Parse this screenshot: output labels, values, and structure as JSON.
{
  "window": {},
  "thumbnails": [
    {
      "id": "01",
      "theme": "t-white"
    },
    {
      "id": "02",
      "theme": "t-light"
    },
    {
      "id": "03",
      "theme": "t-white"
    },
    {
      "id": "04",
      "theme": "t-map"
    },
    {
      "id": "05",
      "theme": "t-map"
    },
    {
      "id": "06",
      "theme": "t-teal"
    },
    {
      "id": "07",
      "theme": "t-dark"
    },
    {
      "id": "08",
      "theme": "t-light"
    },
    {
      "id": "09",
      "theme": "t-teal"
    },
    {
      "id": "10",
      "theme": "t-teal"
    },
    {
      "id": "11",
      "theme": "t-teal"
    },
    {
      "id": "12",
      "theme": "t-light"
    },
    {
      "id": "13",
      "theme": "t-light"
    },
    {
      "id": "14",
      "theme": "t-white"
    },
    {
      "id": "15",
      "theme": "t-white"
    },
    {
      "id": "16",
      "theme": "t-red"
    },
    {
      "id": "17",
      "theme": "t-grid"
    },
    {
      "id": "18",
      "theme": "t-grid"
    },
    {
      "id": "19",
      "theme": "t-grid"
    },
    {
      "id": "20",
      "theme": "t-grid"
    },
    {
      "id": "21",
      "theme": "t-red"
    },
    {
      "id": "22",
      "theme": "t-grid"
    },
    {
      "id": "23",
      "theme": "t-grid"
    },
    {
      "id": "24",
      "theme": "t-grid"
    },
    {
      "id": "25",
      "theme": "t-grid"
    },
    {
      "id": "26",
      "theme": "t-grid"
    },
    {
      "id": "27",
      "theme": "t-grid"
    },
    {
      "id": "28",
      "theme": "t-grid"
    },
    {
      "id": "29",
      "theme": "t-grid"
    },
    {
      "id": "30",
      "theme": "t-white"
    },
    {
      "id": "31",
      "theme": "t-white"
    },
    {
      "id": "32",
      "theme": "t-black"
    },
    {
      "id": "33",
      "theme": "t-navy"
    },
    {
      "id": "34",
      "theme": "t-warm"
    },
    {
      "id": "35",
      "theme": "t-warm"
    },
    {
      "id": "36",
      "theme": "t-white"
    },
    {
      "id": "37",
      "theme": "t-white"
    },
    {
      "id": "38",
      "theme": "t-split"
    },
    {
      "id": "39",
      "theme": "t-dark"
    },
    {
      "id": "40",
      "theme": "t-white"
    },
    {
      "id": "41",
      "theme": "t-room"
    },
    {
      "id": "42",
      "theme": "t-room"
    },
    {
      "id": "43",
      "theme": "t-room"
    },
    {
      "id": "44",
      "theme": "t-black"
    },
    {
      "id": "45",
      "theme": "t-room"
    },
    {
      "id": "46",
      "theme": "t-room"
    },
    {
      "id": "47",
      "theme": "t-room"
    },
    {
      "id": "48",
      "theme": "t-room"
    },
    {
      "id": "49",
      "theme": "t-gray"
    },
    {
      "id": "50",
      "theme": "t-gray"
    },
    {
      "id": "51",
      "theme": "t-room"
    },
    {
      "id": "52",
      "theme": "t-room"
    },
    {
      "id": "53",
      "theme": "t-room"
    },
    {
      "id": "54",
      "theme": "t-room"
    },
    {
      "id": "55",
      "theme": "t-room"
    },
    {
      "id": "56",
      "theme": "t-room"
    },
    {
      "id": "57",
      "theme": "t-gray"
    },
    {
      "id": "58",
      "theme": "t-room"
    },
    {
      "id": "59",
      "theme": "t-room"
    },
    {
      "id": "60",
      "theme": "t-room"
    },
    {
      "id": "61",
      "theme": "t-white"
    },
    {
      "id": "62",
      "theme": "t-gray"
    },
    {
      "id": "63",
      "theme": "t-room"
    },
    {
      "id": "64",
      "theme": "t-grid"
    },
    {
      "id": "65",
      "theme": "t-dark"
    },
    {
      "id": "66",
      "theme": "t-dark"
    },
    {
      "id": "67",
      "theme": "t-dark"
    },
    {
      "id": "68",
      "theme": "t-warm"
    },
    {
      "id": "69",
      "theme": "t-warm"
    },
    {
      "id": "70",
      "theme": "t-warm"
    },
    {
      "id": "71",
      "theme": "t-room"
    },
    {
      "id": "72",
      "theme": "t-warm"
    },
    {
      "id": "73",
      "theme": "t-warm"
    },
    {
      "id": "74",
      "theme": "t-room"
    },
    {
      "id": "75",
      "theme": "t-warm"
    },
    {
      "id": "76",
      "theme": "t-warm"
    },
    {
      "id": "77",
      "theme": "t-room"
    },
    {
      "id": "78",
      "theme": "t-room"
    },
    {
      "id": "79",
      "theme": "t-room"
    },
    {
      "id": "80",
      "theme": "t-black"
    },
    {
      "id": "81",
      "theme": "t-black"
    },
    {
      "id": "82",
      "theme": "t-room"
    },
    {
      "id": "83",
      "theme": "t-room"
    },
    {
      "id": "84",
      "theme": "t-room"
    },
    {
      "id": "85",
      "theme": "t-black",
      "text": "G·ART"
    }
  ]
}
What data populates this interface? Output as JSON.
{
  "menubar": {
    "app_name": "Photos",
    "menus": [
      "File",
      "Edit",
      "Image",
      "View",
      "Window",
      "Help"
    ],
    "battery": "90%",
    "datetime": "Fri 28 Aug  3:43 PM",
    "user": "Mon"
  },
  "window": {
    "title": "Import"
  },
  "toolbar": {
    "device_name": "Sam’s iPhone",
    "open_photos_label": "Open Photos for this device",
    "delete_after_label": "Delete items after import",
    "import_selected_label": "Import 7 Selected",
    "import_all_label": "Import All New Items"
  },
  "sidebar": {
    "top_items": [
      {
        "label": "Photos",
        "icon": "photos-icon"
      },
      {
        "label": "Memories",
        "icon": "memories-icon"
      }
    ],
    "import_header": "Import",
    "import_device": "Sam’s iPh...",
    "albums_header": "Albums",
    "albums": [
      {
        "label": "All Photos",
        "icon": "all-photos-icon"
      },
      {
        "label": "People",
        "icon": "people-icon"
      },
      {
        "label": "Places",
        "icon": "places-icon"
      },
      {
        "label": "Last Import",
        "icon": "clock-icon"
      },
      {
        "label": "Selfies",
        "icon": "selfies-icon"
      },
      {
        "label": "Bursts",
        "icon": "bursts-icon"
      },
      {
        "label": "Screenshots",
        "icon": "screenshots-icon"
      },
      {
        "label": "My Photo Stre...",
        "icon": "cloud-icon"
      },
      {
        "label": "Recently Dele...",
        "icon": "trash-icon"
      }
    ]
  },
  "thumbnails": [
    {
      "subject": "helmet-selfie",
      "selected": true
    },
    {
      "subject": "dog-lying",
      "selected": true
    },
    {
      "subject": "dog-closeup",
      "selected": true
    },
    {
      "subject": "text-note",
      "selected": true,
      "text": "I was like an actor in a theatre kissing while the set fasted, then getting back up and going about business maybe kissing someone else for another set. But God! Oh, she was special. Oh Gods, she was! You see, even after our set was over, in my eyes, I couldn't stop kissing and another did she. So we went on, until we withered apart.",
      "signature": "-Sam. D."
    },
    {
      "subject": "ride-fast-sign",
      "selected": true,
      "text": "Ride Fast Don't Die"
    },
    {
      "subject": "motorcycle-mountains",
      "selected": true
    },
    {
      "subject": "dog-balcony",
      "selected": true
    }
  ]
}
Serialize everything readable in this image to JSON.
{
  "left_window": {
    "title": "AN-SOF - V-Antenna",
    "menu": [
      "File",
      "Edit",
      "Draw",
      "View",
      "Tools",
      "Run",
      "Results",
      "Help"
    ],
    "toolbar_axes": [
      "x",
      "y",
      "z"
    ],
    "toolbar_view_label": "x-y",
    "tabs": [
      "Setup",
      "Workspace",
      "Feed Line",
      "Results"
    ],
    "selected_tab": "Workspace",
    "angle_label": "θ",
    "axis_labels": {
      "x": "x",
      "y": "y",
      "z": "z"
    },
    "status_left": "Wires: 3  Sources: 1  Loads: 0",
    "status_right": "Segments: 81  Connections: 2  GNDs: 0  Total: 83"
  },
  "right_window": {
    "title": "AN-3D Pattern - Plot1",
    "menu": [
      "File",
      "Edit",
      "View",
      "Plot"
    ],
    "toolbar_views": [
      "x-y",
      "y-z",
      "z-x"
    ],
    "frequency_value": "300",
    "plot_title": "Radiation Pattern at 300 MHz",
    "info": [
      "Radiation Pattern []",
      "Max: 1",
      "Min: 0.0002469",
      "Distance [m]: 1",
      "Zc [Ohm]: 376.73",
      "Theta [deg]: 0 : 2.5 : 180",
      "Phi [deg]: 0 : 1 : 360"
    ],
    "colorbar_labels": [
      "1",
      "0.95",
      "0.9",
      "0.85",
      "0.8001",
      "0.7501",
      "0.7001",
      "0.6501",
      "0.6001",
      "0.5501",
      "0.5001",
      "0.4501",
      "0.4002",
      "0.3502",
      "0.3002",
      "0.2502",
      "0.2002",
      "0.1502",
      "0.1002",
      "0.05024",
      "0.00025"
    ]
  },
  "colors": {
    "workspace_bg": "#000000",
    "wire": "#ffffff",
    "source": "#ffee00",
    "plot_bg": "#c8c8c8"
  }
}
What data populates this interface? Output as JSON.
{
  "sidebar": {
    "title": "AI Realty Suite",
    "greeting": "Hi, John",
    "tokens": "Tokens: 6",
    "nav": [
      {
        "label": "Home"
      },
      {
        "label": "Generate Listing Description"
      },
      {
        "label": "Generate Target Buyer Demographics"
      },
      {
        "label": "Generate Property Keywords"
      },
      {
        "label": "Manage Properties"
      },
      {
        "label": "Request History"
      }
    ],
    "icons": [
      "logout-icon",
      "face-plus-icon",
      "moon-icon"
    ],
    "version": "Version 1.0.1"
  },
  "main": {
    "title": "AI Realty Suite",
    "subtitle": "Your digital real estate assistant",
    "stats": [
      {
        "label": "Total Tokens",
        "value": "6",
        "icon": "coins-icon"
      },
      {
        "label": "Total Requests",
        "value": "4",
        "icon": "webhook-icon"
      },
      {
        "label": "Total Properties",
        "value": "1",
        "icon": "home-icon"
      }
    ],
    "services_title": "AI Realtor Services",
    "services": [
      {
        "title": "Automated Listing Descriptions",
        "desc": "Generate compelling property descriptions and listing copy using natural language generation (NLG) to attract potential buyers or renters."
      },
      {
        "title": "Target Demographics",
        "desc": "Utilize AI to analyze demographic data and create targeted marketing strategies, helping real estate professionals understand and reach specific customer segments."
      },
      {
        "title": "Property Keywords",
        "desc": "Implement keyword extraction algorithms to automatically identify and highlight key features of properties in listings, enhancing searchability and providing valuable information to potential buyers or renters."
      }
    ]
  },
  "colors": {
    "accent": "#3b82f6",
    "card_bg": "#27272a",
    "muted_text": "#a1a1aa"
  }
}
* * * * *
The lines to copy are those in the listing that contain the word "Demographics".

        "label": "Generate Target Buyer Demographics"
        "title": "Target Demographics",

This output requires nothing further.